§ Task objective:
Each line of the entries below that includes "Arquitectura" belongs in your answer.

BEGIN

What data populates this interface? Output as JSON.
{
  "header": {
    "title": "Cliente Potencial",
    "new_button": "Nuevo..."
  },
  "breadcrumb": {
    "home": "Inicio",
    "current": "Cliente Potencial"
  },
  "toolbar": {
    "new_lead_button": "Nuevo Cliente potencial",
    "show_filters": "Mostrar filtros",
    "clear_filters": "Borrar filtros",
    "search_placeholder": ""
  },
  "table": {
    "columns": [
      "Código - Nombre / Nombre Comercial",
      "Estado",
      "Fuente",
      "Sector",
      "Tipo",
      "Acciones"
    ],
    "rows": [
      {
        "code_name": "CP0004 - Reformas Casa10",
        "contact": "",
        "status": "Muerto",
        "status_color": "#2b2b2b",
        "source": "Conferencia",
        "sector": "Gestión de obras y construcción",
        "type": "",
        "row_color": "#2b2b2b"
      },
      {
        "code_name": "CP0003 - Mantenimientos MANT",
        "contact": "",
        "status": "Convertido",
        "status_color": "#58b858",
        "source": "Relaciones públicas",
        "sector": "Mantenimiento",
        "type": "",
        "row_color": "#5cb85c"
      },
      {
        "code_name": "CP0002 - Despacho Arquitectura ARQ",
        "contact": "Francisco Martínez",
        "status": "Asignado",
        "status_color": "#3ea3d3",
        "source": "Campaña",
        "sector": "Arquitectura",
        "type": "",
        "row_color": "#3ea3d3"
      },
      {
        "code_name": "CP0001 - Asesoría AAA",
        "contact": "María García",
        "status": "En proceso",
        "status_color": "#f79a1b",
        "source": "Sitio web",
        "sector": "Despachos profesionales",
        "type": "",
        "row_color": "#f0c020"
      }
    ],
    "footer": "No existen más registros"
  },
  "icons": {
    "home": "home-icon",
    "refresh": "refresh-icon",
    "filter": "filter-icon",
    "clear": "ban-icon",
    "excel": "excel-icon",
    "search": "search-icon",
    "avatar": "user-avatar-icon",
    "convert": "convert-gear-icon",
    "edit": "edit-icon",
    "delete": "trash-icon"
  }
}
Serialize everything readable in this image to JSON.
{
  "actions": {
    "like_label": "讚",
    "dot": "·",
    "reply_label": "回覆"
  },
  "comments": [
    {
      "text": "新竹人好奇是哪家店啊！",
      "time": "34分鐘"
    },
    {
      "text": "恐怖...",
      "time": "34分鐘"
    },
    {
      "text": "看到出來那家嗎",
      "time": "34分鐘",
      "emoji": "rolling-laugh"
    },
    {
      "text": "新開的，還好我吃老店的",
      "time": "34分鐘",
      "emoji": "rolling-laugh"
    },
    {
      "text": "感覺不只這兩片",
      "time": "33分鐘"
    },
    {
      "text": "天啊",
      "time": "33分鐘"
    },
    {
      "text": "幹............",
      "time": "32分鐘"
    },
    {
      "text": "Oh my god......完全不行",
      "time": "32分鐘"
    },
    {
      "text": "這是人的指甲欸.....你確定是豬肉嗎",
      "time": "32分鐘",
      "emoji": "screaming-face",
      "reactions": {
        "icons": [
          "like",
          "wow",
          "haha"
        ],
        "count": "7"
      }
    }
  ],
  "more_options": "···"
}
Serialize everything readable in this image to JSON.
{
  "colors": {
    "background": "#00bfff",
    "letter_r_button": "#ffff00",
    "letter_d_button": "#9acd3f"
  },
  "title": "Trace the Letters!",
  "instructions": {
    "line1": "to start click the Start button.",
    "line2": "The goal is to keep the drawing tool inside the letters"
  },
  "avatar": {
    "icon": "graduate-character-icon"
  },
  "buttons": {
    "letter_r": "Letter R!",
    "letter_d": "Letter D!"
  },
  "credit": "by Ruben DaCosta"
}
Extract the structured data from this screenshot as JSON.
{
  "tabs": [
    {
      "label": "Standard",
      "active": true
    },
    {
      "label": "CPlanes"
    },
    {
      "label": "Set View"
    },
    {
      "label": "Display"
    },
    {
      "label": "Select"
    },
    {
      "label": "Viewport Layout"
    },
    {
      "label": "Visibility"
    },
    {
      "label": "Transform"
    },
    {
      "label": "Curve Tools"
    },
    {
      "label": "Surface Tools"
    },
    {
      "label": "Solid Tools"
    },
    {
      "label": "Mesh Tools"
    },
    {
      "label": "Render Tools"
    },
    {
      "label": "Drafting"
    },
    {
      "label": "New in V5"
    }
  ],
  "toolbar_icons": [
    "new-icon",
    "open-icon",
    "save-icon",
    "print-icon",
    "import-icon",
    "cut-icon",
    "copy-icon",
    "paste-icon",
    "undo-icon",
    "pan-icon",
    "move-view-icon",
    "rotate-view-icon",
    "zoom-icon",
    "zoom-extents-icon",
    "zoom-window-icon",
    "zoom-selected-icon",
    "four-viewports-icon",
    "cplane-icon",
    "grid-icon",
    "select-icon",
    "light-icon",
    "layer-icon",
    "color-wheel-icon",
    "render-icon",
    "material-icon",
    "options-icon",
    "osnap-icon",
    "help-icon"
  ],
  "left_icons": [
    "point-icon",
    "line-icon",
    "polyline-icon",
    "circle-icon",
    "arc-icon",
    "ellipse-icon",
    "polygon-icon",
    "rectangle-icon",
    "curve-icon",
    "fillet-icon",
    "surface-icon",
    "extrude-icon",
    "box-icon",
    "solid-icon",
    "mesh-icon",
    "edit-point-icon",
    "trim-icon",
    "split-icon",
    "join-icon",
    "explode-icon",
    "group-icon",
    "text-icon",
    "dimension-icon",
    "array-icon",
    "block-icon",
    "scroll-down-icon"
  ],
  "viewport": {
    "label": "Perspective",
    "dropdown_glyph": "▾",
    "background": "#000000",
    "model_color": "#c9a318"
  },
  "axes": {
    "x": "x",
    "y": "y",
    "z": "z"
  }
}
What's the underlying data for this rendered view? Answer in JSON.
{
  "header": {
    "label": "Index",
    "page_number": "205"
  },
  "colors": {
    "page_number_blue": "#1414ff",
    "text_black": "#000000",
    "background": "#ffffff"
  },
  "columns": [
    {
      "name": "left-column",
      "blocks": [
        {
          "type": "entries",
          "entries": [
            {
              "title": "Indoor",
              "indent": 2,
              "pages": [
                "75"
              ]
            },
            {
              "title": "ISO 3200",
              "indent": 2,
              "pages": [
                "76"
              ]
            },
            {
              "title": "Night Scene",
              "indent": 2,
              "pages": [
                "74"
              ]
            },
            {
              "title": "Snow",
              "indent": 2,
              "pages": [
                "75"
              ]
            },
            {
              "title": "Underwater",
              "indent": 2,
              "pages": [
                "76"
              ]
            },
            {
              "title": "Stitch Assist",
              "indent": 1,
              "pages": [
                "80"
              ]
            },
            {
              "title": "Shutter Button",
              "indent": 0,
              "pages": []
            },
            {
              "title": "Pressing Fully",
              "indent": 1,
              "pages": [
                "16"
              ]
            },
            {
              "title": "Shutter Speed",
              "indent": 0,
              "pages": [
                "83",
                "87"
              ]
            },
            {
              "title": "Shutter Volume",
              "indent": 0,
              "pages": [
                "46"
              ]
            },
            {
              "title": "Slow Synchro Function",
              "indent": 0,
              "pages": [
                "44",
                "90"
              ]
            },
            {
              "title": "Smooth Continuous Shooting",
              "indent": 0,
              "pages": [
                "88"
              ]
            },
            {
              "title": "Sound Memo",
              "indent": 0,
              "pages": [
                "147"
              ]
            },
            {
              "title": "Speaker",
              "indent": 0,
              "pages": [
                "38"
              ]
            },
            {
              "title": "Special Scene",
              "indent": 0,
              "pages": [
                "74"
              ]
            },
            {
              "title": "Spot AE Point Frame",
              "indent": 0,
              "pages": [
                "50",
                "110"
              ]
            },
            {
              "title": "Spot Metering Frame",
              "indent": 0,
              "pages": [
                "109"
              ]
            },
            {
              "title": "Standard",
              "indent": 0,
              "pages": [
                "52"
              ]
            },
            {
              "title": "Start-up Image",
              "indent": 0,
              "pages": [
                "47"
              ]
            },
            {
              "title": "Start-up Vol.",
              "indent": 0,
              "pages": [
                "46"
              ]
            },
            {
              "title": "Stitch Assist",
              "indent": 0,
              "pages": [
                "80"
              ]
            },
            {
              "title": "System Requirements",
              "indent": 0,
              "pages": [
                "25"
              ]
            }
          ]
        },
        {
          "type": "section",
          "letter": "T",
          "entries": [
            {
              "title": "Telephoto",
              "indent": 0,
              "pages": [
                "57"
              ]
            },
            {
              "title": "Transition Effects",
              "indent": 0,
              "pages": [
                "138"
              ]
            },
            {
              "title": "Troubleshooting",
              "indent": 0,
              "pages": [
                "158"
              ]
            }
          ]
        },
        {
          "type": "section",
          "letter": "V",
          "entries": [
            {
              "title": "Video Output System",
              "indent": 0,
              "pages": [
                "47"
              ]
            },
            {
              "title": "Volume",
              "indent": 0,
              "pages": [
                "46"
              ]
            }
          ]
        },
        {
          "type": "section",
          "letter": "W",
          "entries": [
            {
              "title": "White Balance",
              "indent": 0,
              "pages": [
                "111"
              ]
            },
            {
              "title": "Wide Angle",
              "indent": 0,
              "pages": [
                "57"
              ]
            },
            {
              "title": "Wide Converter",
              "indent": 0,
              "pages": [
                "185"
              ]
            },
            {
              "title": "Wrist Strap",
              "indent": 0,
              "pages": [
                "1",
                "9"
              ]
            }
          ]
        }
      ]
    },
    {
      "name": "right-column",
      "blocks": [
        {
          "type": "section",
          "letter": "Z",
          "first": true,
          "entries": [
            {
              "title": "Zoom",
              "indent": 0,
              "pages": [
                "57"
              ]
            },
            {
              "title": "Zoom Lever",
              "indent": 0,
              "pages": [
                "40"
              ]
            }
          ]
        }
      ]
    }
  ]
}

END

§ Output:
        "code_name": "CP0002 - Despacho Arquitectura ARQ",
        "sector": "Arquitectura",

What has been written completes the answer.